DATASET RECORDS -
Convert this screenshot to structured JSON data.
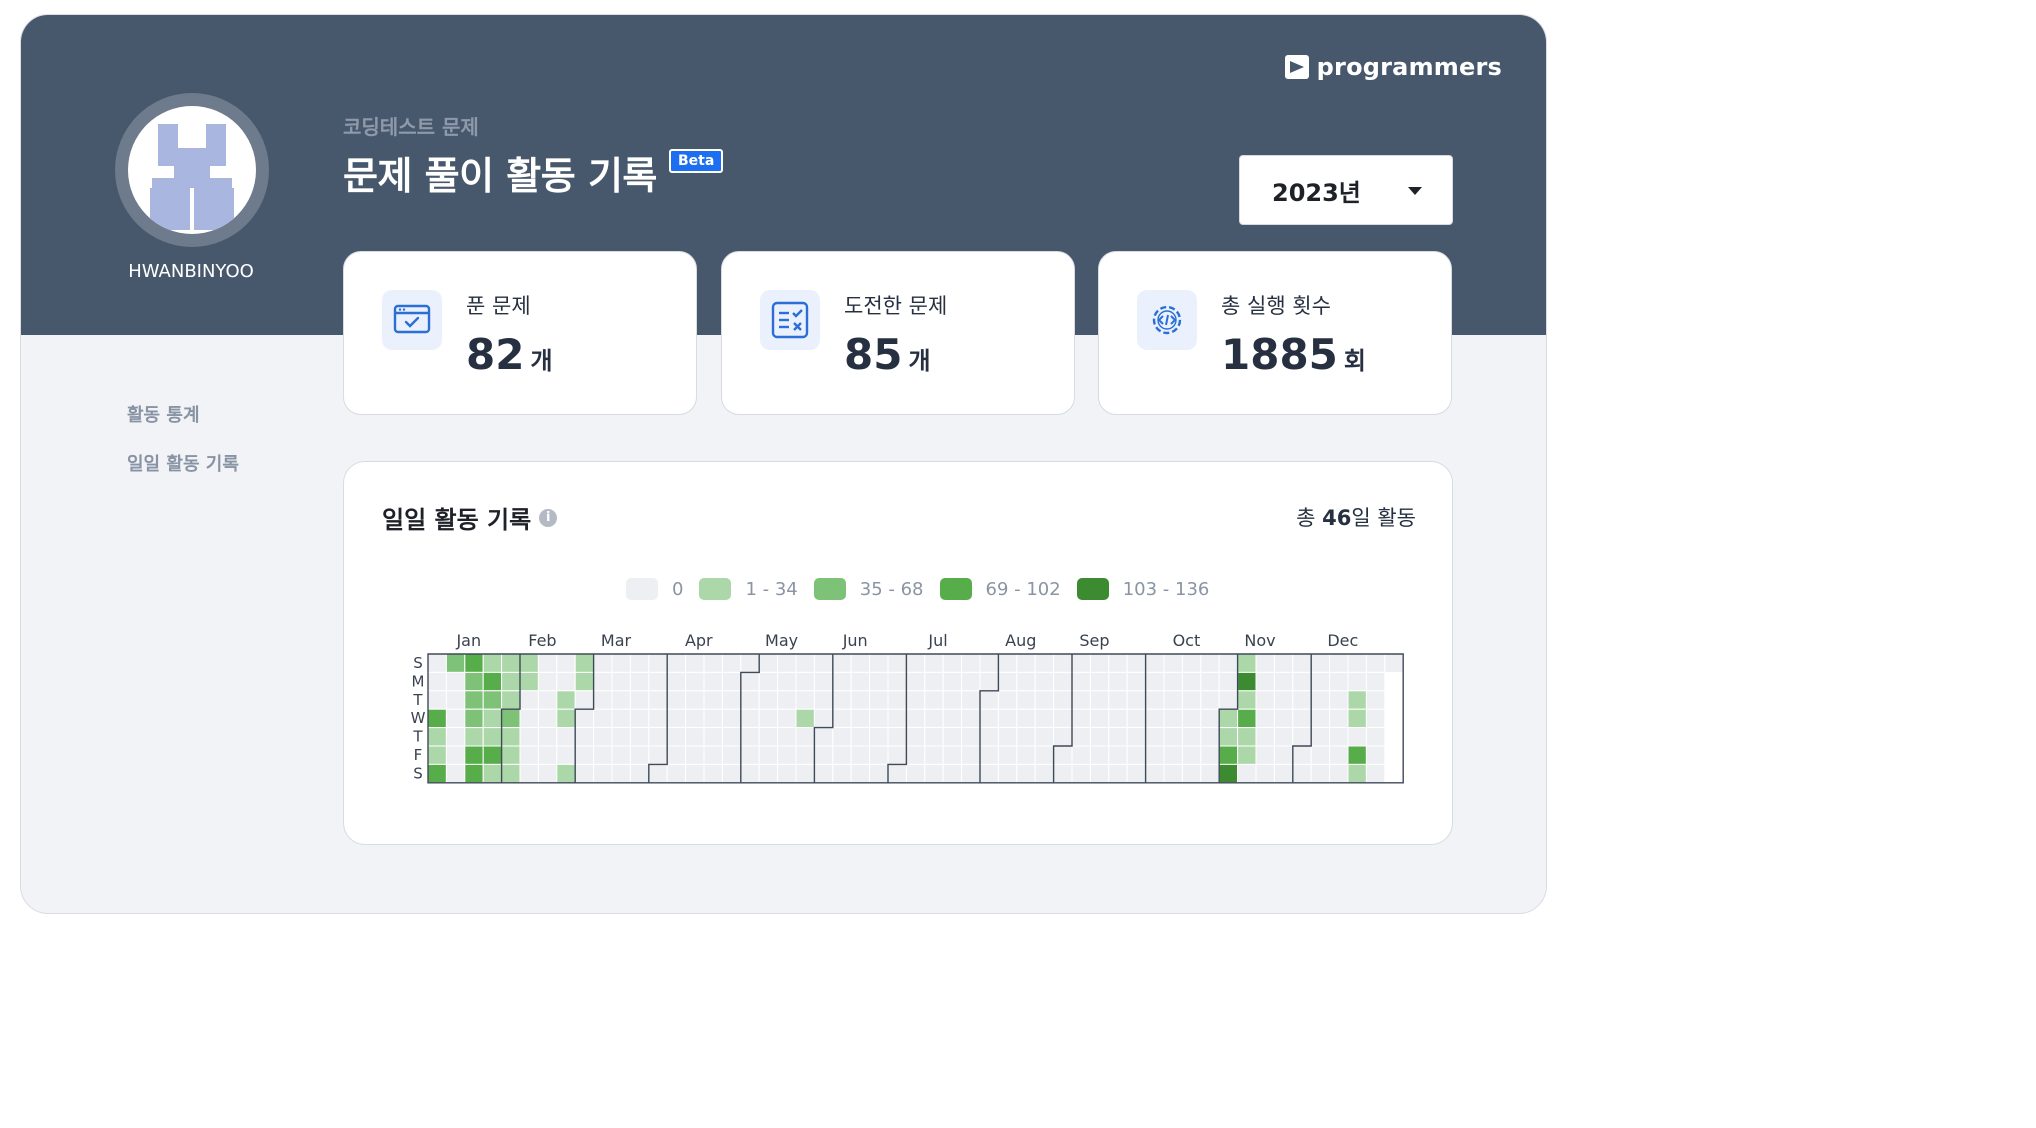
{
  "brand": {
    "name": "programmers"
  },
  "profile": {
    "username": "HWANBINYOO"
  },
  "header": {
    "subtitle": "코딩테스트 문제",
    "title": "문제 풀이 활동 기록",
    "badge": "Beta"
  },
  "year_select": {
    "value": "2023년"
  },
  "stats": [
    {
      "label": "푼 문제",
      "value": "82",
      "unit": "개",
      "icon": "browser-check-icon"
    },
    {
      "label": "도전한 문제",
      "value": "85",
      "unit": "개",
      "icon": "checklist-icon"
    },
    {
      "label": "총 실행 횟수",
      "value": "1885",
      "unit": "회",
      "icon": "code-gear-icon"
    }
  ],
  "sidebar": {
    "items": [
      {
        "label": "활동 통계"
      },
      {
        "label": "일일 활동 기록"
      }
    ]
  },
  "activity": {
    "title": "일일 활동 기록",
    "total_prefix": "총 ",
    "total_value": "46",
    "total_suffix": "일 활동",
    "legend": [
      {
        "label": "0",
        "color": "#edeff2"
      },
      {
        "label": "1 - 34",
        "color": "#acd8a9"
      },
      {
        "label": "35 - 68",
        "color": "#7dc276"
      },
      {
        "label": "69 - 102",
        "color": "#58ad4b"
      },
      {
        "label": "103 - 136",
        "color": "#3d8b31"
      }
    ],
    "weekdays": [
      "S",
      "M",
      "T",
      "W",
      "T",
      "F",
      "S"
    ],
    "months": [
      {
        "label": "Jan",
        "week": 2
      },
      {
        "label": "Feb",
        "week": 6
      },
      {
        "label": "Mar",
        "week": 10
      },
      {
        "label": "Apr",
        "week": 14.5
      },
      {
        "label": "May",
        "week": 19
      },
      {
        "label": "Jun",
        "week": 23
      },
      {
        "label": "Jul",
        "week": 27.5
      },
      {
        "label": "Aug",
        "week": 32
      },
      {
        "label": "Sep",
        "week": 36
      },
      {
        "label": "Oct",
        "week": 41
      },
      {
        "label": "Nov",
        "week": 45
      },
      {
        "label": "Dec",
        "week": 49.5
      }
    ],
    "year_start_weekday": 0,
    "cells": [
      {
        "week": 0,
        "day": 3,
        "level": 3
      },
      {
        "week": 0,
        "day": 4,
        "level": 1
      },
      {
        "week": 0,
        "day": 5,
        "level": 1
      },
      {
        "week": 0,
        "day": 6,
        "level": 3
      },
      {
        "week": 1,
        "day": 0,
        "level": 2
      },
      {
        "week": 2,
        "day": 0,
        "level": 3
      },
      {
        "week": 2,
        "day": 1,
        "level": 2
      },
      {
        "week": 2,
        "day": 2,
        "level": 2
      },
      {
        "week": 2,
        "day": 3,
        "level": 2
      },
      {
        "week": 2,
        "day": 4,
        "level": 1
      },
      {
        "week": 2,
        "day": 5,
        "level": 3
      },
      {
        "week": 2,
        "day": 6,
        "level": 3
      },
      {
        "week": 3,
        "day": 0,
        "level": 1
      },
      {
        "week": 3,
        "day": 1,
        "level": 3
      },
      {
        "week": 3,
        "day": 2,
        "level": 2
      },
      {
        "week": 3,
        "day": 3,
        "level": 1
      },
      {
        "week": 3,
        "day": 4,
        "level": 1
      },
      {
        "week": 3,
        "day": 5,
        "level": 3
      },
      {
        "week": 3,
        "day": 6,
        "level": 1
      },
      {
        "week": 4,
        "day": 0,
        "level": 1
      },
      {
        "week": 4,
        "day": 1,
        "level": 1
      },
      {
        "week": 4,
        "day": 2,
        "level": 1
      },
      {
        "week": 4,
        "day": 3,
        "level": 2
      },
      {
        "week": 4,
        "day": 4,
        "level": 1
      },
      {
        "week": 4,
        "day": 5,
        "level": 1
      },
      {
        "week": 4,
        "day": 6,
        "level": 1
      },
      {
        "week": 5,
        "day": 0,
        "level": 1
      },
      {
        "week": 5,
        "day": 1,
        "level": 1
      },
      {
        "week": 7,
        "day": 2,
        "level": 1
      },
      {
        "week": 7,
        "day": 3,
        "level": 1
      },
      {
        "week": 7,
        "day": 6,
        "level": 1
      },
      {
        "week": 8,
        "day": 0,
        "level": 1
      },
      {
        "week": 8,
        "day": 1,
        "level": 1
      },
      {
        "week": 20,
        "day": 3,
        "level": 1
      },
      {
        "week": 43,
        "day": 3,
        "level": 1
      },
      {
        "week": 43,
        "day": 4,
        "level": 1
      },
      {
        "week": 43,
        "day": 5,
        "level": 3
      },
      {
        "week": 43,
        "day": 6,
        "level": 4
      },
      {
        "week": 44,
        "day": 0,
        "level": 1
      },
      {
        "week": 44,
        "day": 1,
        "level": 4
      },
      {
        "week": 44,
        "day": 2,
        "level": 1
      },
      {
        "week": 44,
        "day": 3,
        "level": 3
      },
      {
        "week": 44,
        "day": 4,
        "level": 1
      },
      {
        "week": 44,
        "day": 5,
        "level": 1
      },
      {
        "week": 50,
        "day": 2,
        "level": 1
      },
      {
        "week": 50,
        "day": 3,
        "level": 1
      },
      {
        "week": 50,
        "day": 5,
        "level": 3
      },
      {
        "week": 50,
        "day": 6,
        "level": 1
      }
    ]
  }
}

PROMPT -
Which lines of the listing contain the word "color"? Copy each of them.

RESPONSE BOX -
        "color": "#edeff2"
        "color": "#acd8a9"
        "color": "#7dc276"
        "color": "#58ad4b"
        "color": "#3d8b31"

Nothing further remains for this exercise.